EEBO-TCP aimed to produce large quantities of textual data within the usual project restraints of time and funding, and therefore chose to create diplomatic transcriptions (as opposed to critical editions) with light-touch, mainly structural encoding based on the Text Encoding Initiative (

The EEBO-TCP project was divided into two phases. The 25,363 texts created during Phase 1 of the project have been released into the public domain as of 1 January 2015. Anyone can now take and use these texts for their own purposes, but we respectfully request that due credit and attribution is given to their original source.

Users should be aware of the process of creating the TCP texts, and therefore of any assumptions that can be made about the data.

Text selection was based on the New Cambridge Bibliography of English Literature (NCBEL). If an author (or for an anonymous work, the title) appears in NCBEL, then their works are eligible for inclusion. Selection was intended to range over a wide variety of subject areas, to reflect the true nature of the print record of the period. In general, first editions of a works in English were prioritized, although there are a number of works in other languages, notably Latin and Welsh, included and sometimes a second or later edition of a work was chosen if there was a compelling reason to do so.

Image sets were sent to external keying companies for transcription and basic encoding. Quality assurance was then carried out by editorial teams in Oxford and Michigan. 5% (or 5 pages, whichever is the greater) of each text was proofread for accuracy and those which did not meet QA standards were returned to the keyers to be redone. After proofreading, the encoding was enhanced and/or corrected and characters marked as illegible were corrected where possible up to a limit of 100 instances per text. Any remaining illegibles were encoded as <gap>s. Understanding these processes should make clear that, while the overall quality of TCP data is very good, some errors will remain and some readable characters will be marked as illegible. Users should bear in mind that in all likelihood such instances will never have been looked at by a TCP editor.

The texts were encoded and linked to page images in accordance with level 4 of the TEI in Libraries guidelines.

Copies of the texts have been issued variously as SGML (TCP schema; ASCII text with mnemonic sdata character entities); displayable XML (TCP schema; characters represented either as UTF-8 Unicode or text strings within braces); or lossless XML (TEI P5, characters represented either as UTF-8 Unicode or TEI g elements).

Keying and markup guidelines are available at the Text Creation Partnership web site.

Publication information

  • Text Creation Partnership,
ImprintAnn Arbor, MI ; Oxford (UK) : 2014-11 (EEBO-TCP Phase 2).
  • DLPS A80475
  • STC Wing C614
  • STC Thomason E1711_1
  • STC ESTC R209576
  • EEBO-CITATION 99868444
  • PROQUEST 99868444
  • VID 170295
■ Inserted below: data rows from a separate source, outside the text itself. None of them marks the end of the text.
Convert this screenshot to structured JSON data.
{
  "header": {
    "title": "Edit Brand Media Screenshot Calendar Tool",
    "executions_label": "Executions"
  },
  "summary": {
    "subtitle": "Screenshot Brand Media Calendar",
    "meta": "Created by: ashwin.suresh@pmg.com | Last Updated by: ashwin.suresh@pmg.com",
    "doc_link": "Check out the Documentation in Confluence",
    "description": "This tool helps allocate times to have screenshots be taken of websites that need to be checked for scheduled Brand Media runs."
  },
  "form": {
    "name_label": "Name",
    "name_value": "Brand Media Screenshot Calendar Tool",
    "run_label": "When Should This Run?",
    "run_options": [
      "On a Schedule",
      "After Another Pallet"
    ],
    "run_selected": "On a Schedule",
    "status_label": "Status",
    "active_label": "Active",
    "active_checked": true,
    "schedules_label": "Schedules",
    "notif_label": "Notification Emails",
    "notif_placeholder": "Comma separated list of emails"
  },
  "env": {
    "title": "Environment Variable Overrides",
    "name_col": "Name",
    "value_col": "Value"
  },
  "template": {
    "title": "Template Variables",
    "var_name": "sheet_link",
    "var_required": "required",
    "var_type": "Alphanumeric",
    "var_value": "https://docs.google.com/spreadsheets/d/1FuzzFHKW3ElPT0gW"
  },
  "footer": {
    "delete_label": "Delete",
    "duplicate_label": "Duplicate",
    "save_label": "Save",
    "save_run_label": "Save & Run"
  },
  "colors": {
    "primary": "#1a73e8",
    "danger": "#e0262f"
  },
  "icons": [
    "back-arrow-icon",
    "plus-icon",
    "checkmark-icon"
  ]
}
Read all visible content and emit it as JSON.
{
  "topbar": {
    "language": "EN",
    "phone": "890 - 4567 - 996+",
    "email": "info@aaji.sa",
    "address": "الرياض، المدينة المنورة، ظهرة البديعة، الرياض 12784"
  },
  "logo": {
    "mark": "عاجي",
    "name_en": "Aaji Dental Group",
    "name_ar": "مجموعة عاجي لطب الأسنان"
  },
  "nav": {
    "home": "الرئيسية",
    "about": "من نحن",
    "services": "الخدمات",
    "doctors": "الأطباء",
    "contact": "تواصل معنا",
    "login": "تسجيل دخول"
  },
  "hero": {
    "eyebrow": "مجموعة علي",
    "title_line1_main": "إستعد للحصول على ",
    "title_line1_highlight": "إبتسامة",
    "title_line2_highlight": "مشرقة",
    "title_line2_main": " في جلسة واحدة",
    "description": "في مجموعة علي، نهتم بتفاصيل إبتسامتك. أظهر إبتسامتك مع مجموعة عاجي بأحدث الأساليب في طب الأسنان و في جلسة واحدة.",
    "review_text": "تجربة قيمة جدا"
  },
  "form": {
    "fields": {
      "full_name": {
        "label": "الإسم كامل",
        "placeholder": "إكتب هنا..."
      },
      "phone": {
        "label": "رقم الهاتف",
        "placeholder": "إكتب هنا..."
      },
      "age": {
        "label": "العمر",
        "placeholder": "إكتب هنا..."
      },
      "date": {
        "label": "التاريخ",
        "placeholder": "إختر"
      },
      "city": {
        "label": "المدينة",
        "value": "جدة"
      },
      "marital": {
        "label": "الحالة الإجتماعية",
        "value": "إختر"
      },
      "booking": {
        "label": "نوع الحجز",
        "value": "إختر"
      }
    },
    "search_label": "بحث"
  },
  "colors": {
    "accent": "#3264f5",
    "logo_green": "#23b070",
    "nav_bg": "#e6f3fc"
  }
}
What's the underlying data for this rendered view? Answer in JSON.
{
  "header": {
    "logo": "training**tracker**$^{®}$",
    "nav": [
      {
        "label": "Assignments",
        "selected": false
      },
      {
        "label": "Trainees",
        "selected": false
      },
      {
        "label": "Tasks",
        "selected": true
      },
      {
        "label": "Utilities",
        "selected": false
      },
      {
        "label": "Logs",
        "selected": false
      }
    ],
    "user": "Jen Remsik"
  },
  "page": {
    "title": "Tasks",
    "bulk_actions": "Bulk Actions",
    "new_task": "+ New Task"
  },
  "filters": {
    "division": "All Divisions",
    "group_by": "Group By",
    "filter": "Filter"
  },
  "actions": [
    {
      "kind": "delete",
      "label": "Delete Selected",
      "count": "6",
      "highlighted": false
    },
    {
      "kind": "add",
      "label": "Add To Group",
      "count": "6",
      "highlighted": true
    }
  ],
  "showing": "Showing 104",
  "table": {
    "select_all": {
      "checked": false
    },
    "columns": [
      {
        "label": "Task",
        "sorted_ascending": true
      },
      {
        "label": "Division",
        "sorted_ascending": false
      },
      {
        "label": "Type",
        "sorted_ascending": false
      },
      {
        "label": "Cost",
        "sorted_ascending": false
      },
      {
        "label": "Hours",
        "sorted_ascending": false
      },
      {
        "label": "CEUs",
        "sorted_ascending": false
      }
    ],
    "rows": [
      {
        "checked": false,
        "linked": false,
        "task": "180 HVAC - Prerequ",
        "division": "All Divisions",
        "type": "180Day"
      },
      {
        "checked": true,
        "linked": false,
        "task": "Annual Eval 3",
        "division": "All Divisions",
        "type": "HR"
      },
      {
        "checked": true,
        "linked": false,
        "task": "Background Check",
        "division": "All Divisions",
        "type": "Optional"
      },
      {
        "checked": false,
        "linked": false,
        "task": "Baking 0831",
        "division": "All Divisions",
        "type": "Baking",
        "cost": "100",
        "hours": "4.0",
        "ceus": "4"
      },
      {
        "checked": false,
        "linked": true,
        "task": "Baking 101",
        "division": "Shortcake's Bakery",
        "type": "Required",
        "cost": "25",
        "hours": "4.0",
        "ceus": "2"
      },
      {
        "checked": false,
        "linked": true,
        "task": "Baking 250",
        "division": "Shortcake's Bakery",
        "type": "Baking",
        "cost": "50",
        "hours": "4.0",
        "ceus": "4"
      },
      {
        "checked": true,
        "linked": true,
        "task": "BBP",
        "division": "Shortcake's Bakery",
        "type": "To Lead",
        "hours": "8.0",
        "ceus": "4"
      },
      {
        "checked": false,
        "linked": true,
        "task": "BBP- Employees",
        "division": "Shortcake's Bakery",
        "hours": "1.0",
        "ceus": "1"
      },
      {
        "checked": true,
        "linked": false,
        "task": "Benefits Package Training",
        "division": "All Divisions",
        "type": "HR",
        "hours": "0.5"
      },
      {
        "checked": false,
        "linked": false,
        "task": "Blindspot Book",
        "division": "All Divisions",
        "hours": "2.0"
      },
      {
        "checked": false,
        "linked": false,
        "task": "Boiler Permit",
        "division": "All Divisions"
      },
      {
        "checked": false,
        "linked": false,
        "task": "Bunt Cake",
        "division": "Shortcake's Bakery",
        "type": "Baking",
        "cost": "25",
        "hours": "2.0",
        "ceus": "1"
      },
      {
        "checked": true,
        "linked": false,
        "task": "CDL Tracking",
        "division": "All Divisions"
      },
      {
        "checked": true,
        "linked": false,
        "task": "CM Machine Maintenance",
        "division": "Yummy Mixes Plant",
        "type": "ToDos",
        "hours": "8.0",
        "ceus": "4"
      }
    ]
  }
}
This keyboarded and encoded edition of the work described above is co-owned by the institutions providing financial support to the Early English Books Online Text Creation Partnership. Searching, reading, printing, or downloading EEBO-TCP texts is reserved for the authorized users of these project partner institutions. Permission must be granted for subsequent distribution, in print or electronically, of this EEBO-TCP Phase II text, in whole or in part.